Summer blood donors needed in Kentucky

Jul 12, 2018
Kenny Holston, Flickr

With the busy July 4 holiday week over, emergency officials are hoping Kentuckians have some time to help save lives in their community.

The Kentucky Blood Center serves 90 counties and provides blood to over 70 hospitals. However, the center's vice president of marketing, Martha Osborne, says maintaining an adequate supply during the summer months is challenging.

Kentucky Patients Depend on Blood Donors

Apr 26, 2017
kybloodcenter.org

Blood transfusion are need by many Kentuckians.  Cancer patients, for instance, often require blood transfusions to help rebuild their blood supply during cancer treatments.  Trauma patients need blood immediately to get them stable.  Those with blood disorders like sickle cell anemia may also require transfusions, and organ transplants and other surgeries can’t happen unless blood is readily available.

O Negative Blood Donors Needed

Aug 6, 2013
NY Daily News
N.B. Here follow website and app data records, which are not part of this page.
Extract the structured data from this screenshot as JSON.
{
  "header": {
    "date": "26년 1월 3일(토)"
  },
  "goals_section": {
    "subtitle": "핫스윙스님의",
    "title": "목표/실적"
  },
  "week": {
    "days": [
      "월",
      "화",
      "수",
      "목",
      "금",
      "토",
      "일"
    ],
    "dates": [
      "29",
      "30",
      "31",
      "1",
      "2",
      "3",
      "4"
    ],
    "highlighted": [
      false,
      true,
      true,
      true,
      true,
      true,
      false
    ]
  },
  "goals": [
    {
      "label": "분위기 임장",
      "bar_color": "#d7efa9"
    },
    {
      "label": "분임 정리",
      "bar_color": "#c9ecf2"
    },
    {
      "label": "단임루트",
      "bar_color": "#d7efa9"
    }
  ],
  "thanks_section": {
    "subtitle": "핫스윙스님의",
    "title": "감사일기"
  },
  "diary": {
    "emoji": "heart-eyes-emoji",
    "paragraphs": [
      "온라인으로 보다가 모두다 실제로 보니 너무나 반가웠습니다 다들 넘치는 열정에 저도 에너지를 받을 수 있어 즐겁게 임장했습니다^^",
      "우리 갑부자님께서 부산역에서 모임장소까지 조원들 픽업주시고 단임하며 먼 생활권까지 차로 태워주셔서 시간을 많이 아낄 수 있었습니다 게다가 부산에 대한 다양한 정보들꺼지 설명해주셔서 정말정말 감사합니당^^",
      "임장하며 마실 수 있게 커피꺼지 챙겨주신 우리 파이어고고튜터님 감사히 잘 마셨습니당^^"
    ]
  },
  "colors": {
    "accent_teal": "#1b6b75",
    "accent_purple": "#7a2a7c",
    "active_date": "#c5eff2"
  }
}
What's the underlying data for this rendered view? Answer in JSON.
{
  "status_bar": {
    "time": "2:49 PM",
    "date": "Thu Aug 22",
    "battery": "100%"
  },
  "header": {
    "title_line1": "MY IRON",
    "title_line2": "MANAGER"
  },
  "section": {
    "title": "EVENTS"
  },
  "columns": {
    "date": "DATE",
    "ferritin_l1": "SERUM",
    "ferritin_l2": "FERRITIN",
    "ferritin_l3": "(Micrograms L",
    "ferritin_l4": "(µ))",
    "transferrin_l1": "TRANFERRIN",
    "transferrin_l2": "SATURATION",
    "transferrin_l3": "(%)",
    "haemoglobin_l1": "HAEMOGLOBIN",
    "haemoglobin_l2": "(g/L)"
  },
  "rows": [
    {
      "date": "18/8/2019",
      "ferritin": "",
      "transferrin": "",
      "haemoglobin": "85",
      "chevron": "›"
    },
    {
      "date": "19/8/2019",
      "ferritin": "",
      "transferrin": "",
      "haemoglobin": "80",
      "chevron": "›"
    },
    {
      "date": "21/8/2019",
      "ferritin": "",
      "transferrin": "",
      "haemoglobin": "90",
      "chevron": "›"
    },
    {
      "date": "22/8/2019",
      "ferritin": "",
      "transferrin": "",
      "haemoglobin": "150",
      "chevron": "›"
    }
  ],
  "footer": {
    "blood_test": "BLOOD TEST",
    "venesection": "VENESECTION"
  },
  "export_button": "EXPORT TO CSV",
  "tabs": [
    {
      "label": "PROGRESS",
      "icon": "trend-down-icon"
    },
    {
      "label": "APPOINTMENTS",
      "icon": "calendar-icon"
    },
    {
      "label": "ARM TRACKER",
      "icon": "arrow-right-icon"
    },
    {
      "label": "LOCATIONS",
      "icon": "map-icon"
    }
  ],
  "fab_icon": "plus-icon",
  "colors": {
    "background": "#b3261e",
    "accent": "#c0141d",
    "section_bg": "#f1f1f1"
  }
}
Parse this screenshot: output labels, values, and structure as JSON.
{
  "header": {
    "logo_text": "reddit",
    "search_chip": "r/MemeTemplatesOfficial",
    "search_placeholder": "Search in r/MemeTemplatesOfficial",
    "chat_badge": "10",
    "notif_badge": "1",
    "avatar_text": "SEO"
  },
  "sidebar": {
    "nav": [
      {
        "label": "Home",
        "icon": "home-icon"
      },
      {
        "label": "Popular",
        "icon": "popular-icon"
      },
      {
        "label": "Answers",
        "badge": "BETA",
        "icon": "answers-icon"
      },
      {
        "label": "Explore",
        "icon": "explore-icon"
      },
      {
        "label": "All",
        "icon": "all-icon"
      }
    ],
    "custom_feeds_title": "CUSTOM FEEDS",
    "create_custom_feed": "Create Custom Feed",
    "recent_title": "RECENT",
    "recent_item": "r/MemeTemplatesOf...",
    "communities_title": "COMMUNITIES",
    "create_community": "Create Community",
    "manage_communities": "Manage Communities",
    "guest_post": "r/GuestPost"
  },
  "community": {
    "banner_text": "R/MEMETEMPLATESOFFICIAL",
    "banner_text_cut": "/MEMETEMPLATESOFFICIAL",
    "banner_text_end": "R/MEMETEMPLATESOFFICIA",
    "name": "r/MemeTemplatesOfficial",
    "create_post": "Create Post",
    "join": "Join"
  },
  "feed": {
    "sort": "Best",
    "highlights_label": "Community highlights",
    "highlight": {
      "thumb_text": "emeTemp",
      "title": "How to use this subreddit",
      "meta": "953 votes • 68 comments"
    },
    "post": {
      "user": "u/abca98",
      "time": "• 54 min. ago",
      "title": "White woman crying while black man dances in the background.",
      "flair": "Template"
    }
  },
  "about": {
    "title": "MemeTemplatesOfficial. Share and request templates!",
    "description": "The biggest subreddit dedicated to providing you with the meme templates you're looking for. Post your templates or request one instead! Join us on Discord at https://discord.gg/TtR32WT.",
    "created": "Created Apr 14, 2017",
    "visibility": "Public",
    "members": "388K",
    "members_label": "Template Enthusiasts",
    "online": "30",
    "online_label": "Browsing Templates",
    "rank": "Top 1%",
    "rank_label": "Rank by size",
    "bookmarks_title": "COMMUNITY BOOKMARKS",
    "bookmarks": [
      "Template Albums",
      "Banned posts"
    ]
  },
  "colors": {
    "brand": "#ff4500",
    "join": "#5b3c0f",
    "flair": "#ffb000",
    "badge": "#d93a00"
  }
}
The significant need for ‘negative’ blood type donations persists across Kentucky.  The Kentucky Blood Center’s Martha Osborne says only about 15 percent of the general population carries a negative blood type, adding only about seven percent are ‘O’ negative.  She says the blood center serves some 70 hospitals in central and eastern Kentucky.